gious fanatics who seek to
harm her.
How does that dual role illuminate how modern people are seeking some transcendent
experience?

The opening of the film obviously takes
place in an old church building, and
the game
start
s

by taking 12 players, like the 12 apostles.

Is Cronenberg saying that th
ese new games, technology, are a

new religion
?
(
According to the Reader’s Digest Encyclopaedia, the name Allegra means, “spirited” and
t
he name Ted, short for Theodore, means “Gift of

God.”
)

Has technology
to some extent
replaced the

usual

role of spirituality

in people’s lives
?

Comment.


11.

H
ow is h
aving
a female
protagonist important to the film?

She is the leader and
almost a
guru, y
et she
does not fulfill the usual lead. She is not a
masculinized warrior who happens to be female,
like Sigourney
Weaver’s character “
Ripley


in the Alien saga, nor

is she

a he
lpless woman who needs the help
of a man
to be successful. In fact

she wins the game

by killing the man
. Is she a good role model

for women
?

(When
we read Germaine Greer later, think of her perspective on Womanpower.)


12.

At the end of the film are we being challenged to kill unreality and embrace truth?
Are we to wake up?

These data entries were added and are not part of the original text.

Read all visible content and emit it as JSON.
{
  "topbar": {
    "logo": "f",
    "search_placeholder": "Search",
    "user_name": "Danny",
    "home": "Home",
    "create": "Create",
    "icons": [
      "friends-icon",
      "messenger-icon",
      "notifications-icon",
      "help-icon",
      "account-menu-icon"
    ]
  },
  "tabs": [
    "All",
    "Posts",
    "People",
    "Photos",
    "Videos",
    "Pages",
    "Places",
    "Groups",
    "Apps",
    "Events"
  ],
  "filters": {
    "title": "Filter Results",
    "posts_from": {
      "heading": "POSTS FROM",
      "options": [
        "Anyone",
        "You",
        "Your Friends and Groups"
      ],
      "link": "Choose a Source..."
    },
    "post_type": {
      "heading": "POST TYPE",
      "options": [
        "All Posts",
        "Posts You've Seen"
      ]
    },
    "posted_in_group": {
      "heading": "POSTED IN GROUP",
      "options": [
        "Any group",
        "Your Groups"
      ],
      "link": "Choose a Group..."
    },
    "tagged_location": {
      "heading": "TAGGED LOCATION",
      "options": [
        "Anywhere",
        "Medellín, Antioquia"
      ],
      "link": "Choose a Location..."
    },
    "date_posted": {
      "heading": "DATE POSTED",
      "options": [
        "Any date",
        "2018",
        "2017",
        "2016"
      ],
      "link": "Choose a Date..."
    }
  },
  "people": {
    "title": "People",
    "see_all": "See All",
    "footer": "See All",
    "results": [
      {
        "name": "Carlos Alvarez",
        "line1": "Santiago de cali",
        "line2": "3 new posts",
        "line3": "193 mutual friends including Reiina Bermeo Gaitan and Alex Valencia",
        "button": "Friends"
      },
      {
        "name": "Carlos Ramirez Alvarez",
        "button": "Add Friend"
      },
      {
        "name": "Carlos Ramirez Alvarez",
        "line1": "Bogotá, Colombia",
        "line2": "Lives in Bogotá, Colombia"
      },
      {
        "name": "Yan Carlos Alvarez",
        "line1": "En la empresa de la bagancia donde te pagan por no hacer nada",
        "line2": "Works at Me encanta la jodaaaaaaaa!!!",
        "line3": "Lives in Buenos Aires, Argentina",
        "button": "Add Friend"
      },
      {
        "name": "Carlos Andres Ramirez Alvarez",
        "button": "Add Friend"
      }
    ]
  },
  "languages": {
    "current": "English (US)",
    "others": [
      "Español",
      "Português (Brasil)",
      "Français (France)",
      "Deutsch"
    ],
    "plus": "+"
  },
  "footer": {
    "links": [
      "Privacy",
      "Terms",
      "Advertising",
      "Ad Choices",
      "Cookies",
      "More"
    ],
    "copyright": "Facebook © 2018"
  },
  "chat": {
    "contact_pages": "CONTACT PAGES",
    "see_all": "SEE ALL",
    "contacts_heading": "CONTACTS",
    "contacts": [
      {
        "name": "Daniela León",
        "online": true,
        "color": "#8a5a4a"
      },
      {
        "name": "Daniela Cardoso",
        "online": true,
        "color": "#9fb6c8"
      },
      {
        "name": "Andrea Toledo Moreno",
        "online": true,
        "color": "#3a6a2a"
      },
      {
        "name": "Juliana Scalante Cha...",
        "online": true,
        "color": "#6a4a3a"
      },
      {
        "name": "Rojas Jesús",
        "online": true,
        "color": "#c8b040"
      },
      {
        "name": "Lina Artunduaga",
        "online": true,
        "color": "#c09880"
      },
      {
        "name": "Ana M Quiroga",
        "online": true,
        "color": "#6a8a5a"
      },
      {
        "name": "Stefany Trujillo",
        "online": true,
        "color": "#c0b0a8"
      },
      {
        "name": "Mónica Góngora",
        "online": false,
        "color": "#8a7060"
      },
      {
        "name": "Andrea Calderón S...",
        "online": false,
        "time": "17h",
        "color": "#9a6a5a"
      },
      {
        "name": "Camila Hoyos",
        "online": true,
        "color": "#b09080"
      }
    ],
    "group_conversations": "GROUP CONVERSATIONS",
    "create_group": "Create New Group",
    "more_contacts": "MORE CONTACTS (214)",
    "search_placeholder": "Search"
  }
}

(And if we are to wake up, what are we waking from

and what are

waking up to
?)

Why do you think so?


13.

The devices
needed
to

play the game, the pods, are alive
. What role does this play in the unusual
relationship the players have with the game?
Is it a metaphor for our bodies

a
nd how we

need

bodies

to
connect with rea
lity?

(For example w
hen the pods become infected, they fail.
)

Is this a
comment

o
n the
importance of

the environment?


14.

What about t
he “Realists” in the film? T
hey

seem to be

the ones who will not give in to the simu
lation
presented

of the game.

In some
important way is

simulation all there

really

is

and the Realists’ concerns
mistaken
?

If a simulation is indistinguishable from
“Reality”
, is it as good as real? i.e. if it appears to you
that the people in your life act as if they love you, is that good en
ough, or do you need to KNOW that they
really and truly love you? What is the difference anyways?